Overall, the UK has failed to make progress in preventing the tobacco industry from interfering in policy and legislation, according to the latest global rankings.

While the UK continues to compare favourably to many of the 79 other countries surveyed, there is still work to do to raise its performance to the level reported in 2019, when it ranked first.

So-called CSR

Researchers found that the UK continued to offer tobacco companies opportunities to use so-called corporate social responsibility (CSR) programmes to open the door to government officials and policy makers, particularly in areas of significant public interest such as environmental pollution and COVID-19. Also of concern is the growing use of industry front groups, and the difficulty of identifying their role in lobbying and influencing policy.

UK Tobacco Industry Interference Index

The UK research, published today in the UK Tobacco Industry Interference Index (UKTI), was led by the Tobacco Control Research Group at the University of Bath in collaboration with Action on Smoking and Health (ASH), ASH Scotland, ASH Wales and Cancer Research UK (CRUK).

The UKTI forms part of the Global Tobacco Index (GTI), which, this year, ranks 80 countries based on how well they implement and comply with the obligations of a global health treaty, known as the World Health Organization Framework Convention on Tobacco Control, which prevents tobacco industry interference with governments.

The UK scored 32 out of a possible 100 – compared to 26 in 2019 – in the ranking where the lower the score, the better a country is faring.

Areas of concern

The Index shows several key areas of concern in the UK:

  • tobacco companies conducting CSR activities via informal parliamentary groups and by lobbying. In the case of COVID-19, this was in response to direct requests from government
  • despite Foreign and Commonwealth Office guidelines to the contrary, UK diplomats engaging with the tobacco industry in low- and middle-income countries
  • a lack of transparency across government departments about their interactions with the tobacco industry, with inconsistent and insufficient requirements for reporting between different departments
  • no general requirement for the tobacco industry and affiliated entities to register with the government, which is of particular concern given the industry’s growing use of third parties

Dr Raouf Alebshehy, monitoring coordinator for the Tobacco Control Research Group at the University of Bath and the lead researcher for the UKTI, commented:

‘The UK’s policy-making system accepts stakeholders’ submissions in some instances, allowing tobacco companies to present opinions. In such cases, as a minimum, who said what must be clearly documented and made public. Submissions from the tobacco industry can’t be equated with submissions from health advocates. This is not a level playing field.’

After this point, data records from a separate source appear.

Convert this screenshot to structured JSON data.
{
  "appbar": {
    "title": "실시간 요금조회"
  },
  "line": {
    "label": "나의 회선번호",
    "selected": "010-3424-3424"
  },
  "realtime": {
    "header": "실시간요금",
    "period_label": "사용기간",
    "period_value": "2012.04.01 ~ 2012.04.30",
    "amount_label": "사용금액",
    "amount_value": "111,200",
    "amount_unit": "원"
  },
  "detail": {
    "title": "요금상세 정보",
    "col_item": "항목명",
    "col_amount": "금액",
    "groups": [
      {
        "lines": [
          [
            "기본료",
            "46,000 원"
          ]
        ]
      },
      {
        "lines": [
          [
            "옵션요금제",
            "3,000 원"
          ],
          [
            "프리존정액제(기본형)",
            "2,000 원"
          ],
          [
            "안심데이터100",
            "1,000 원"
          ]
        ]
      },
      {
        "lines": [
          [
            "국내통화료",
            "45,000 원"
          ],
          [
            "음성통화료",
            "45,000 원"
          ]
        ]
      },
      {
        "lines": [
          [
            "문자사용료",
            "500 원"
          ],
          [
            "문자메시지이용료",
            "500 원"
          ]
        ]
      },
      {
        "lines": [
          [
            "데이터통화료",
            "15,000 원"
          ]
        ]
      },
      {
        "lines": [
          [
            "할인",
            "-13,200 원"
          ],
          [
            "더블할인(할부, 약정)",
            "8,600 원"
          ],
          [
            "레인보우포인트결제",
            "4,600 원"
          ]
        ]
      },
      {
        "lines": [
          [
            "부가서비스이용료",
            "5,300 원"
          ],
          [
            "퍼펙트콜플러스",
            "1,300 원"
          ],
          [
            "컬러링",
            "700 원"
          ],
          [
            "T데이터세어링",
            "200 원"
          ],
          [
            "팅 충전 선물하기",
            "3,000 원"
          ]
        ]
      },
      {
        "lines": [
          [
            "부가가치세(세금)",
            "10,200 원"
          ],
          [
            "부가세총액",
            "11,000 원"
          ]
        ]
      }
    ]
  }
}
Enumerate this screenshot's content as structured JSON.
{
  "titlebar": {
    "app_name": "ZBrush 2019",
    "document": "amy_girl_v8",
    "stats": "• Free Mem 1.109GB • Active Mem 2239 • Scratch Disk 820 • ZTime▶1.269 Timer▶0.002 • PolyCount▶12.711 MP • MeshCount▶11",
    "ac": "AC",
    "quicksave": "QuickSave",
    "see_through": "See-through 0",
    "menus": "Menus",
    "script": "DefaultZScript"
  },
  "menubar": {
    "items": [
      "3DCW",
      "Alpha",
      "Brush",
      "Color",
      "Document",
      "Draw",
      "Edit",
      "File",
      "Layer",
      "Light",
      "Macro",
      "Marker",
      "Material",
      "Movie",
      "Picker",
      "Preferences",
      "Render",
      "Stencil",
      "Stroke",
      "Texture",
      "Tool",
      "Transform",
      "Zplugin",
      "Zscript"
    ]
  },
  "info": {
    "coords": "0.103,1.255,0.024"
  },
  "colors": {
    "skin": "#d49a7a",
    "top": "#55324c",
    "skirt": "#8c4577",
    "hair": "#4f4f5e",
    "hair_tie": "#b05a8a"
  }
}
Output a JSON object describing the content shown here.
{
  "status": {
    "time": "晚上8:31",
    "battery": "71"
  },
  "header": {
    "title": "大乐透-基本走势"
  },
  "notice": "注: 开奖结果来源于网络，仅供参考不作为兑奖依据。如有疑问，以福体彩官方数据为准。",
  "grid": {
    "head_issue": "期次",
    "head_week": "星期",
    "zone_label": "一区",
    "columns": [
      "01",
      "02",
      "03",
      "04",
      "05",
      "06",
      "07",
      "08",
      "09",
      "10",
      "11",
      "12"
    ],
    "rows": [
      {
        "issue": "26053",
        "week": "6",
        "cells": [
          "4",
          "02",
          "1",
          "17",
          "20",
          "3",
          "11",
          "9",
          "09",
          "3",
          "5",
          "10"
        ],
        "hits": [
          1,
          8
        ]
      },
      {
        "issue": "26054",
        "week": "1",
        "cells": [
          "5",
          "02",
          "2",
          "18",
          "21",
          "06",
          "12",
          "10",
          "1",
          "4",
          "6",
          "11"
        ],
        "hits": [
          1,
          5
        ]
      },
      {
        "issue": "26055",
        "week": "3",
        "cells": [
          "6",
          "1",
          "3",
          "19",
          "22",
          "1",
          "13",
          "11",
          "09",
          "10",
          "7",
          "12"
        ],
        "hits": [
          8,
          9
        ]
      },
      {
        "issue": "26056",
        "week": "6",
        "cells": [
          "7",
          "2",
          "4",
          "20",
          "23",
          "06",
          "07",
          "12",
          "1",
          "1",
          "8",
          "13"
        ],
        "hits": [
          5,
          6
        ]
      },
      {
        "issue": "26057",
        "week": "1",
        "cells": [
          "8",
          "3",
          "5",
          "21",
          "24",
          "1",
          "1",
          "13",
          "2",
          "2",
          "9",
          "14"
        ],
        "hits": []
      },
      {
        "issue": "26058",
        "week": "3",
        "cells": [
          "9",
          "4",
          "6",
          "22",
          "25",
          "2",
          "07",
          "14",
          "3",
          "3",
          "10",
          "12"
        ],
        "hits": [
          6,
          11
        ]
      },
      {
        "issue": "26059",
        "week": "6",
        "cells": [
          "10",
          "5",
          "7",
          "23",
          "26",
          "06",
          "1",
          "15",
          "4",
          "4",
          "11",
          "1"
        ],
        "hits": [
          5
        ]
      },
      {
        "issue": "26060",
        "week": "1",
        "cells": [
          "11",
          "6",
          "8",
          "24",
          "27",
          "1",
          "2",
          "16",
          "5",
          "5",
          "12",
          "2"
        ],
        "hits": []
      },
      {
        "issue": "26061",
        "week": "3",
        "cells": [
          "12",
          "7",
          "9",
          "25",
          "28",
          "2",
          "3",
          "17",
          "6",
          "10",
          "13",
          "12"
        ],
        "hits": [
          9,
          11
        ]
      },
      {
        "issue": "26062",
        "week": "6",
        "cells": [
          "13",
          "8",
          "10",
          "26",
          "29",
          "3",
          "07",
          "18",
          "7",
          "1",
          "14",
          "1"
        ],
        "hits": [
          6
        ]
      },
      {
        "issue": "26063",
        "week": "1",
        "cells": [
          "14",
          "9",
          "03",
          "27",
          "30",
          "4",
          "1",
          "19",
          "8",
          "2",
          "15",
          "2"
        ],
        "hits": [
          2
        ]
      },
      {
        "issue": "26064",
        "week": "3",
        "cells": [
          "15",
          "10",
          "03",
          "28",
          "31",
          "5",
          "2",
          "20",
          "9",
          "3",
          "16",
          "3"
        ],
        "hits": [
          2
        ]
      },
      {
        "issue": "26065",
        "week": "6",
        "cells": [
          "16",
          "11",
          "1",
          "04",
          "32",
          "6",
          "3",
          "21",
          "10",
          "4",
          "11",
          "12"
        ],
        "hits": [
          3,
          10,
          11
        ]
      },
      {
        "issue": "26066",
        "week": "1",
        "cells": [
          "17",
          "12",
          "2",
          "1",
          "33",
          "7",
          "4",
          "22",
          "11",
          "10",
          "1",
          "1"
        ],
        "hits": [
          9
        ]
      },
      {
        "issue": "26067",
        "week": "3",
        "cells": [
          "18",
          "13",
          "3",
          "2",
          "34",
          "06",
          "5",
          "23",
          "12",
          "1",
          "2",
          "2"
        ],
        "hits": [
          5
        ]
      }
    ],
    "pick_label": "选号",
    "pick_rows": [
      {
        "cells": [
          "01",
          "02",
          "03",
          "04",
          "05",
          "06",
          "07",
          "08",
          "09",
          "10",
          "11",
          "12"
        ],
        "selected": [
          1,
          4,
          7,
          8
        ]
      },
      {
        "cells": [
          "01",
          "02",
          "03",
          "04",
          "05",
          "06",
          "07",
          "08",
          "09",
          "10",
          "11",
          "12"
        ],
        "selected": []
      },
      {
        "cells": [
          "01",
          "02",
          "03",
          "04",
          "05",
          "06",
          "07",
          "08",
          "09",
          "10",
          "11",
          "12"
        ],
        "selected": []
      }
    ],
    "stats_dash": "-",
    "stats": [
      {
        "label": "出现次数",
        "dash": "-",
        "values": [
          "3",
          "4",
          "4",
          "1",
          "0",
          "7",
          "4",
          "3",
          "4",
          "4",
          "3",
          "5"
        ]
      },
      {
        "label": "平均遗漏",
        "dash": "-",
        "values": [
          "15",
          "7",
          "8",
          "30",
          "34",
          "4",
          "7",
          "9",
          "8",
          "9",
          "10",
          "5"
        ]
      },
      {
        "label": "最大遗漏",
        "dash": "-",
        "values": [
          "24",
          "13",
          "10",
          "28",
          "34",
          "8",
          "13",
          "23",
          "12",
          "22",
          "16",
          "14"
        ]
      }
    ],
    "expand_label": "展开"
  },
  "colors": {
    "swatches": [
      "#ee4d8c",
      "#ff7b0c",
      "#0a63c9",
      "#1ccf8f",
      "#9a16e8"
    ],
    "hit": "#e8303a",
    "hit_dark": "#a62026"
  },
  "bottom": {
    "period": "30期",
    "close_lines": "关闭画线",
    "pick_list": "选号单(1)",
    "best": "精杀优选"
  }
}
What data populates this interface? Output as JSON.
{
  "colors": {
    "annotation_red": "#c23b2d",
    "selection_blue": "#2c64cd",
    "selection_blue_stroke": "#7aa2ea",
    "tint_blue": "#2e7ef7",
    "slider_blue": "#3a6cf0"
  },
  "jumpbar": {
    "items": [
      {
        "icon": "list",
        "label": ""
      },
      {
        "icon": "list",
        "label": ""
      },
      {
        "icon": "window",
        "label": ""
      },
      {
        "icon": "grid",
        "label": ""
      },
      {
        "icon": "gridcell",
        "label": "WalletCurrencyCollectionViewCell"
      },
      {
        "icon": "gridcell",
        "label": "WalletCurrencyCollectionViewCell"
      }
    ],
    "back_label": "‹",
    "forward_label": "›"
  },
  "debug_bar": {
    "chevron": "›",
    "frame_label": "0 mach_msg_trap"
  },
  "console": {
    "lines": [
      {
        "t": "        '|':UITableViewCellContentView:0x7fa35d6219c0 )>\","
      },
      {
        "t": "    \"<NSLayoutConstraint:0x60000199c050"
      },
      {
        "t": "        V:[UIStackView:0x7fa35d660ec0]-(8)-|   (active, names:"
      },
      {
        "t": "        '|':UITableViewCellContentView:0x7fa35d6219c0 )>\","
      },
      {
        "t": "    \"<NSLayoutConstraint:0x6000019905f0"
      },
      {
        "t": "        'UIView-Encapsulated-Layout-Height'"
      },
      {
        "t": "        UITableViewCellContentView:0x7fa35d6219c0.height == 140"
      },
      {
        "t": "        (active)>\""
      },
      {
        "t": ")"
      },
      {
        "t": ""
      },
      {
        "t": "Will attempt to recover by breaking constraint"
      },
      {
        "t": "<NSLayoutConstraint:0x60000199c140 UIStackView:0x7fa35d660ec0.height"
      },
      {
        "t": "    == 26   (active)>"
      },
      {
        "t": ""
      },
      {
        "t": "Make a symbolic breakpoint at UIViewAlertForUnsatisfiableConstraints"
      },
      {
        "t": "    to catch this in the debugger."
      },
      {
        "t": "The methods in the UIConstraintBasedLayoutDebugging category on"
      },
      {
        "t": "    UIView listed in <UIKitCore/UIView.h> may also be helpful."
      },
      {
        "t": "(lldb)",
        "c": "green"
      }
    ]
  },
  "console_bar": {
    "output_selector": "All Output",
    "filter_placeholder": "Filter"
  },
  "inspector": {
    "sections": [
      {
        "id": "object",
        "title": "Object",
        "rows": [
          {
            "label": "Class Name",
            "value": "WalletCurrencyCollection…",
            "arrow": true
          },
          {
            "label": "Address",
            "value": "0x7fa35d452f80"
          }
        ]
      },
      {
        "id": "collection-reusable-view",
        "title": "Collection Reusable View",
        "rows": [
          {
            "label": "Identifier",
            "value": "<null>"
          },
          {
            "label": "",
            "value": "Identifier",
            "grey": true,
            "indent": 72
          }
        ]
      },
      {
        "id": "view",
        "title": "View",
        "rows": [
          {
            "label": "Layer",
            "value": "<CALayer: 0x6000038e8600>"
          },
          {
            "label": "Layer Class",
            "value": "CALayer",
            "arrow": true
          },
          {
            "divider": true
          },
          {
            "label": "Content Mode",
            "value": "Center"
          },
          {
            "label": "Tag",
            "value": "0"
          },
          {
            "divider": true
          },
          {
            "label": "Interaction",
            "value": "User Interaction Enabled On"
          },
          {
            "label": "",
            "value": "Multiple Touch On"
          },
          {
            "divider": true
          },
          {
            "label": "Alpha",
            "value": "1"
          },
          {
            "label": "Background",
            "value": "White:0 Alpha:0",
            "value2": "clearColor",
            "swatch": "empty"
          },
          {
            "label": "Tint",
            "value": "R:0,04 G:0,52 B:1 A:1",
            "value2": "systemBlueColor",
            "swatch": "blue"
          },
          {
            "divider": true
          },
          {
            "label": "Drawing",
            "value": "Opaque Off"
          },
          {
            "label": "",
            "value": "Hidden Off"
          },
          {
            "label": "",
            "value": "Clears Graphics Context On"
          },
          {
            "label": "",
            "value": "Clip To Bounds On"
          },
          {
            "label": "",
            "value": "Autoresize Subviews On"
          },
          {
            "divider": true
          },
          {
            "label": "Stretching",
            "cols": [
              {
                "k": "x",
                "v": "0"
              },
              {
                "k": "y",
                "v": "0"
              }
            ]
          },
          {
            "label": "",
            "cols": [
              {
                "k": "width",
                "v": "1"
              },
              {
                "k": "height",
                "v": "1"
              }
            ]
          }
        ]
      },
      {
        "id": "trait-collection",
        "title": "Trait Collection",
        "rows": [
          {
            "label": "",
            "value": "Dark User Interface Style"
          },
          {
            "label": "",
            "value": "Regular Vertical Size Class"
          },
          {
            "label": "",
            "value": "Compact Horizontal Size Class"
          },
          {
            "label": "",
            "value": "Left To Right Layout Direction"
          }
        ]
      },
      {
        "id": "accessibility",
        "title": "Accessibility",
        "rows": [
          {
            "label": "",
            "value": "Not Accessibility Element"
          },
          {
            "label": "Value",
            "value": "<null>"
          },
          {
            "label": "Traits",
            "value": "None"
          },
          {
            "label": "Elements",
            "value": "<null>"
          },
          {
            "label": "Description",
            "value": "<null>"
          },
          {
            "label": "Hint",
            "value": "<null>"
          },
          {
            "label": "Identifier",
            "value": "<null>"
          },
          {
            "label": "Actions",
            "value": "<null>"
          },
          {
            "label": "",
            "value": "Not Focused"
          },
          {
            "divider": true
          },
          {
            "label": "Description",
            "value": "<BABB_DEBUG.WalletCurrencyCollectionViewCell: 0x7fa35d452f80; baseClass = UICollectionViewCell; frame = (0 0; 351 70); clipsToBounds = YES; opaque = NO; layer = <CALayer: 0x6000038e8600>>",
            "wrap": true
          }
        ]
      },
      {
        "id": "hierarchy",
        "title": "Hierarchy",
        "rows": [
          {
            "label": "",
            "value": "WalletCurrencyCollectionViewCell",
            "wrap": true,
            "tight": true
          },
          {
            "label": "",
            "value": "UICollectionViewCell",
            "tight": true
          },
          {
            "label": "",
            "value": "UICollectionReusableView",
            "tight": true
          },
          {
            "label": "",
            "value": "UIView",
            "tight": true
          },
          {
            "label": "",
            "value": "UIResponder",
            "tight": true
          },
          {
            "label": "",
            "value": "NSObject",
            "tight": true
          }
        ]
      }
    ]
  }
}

Deborah Arnott, chief executive of ASH, said:

‘Yet again the annual Global Tobacco Index demonstrates that the UK is doing well by comparison with many other countries in preventing the tobacco industry from interfering in tobacco policy. However, more importantly, the specific UK Tobacco Industry Interference Index shines the spotlight on the areas where the UK can and should be doing better.’

Sheila Duffy, chief executive of ASH Scotland, said:

‘Tobacco is the single most damaging consumer product on the market, and the corporate multi-nationals who promote it and profit from it have long and well-documented track records of deceit and attempts to interfere with proposed public health measures. The Westminster and Holyrood Governments must up their game on transparency about tobacco industry funded attempts to influence public health policy, and reject any suggestion that the industry and its vested interests are valid health stakeholders or partners.’

Suzanne Cass, chief executive of ASH Wales, said:

'Recent activities in Wales show that the tobacco industry is not beyond interference at a grassroots level. ASH Wales will be working to ensure any campaigns funded by the tobacco industry are not endorsed or supported by Welsh Government or its officials. As Wales embarks on a robust campaign to reduce demand and drive down illegal tobacco sales, it is imperative that the tobacco industry is not given the opportunity to interfere. The tobacco industry still holds significant swaying power: we must continuously ensure that this does not influence policy on a local or wider level.'

Michelle Mitchell, chief executive of Cancer Research UK, said:

‘It’s disappointing to see that the UK has not managed to regain its leading position in preventing the tobacco industry from interfering in policy-making. Given the industry’s long history of subverting public policy for its own vested interests, we need our government to increase transparency, and ultimately limit interactions with these companies.

‘As highlighted by the recent takeover of Vectura by PMI, going forward it will also be essential for the government to step up its adherence to the WHO FCTC to ensure that Big Tobacco’s expansion into the health sector doesn’t permit it a seat at the policy-making table.’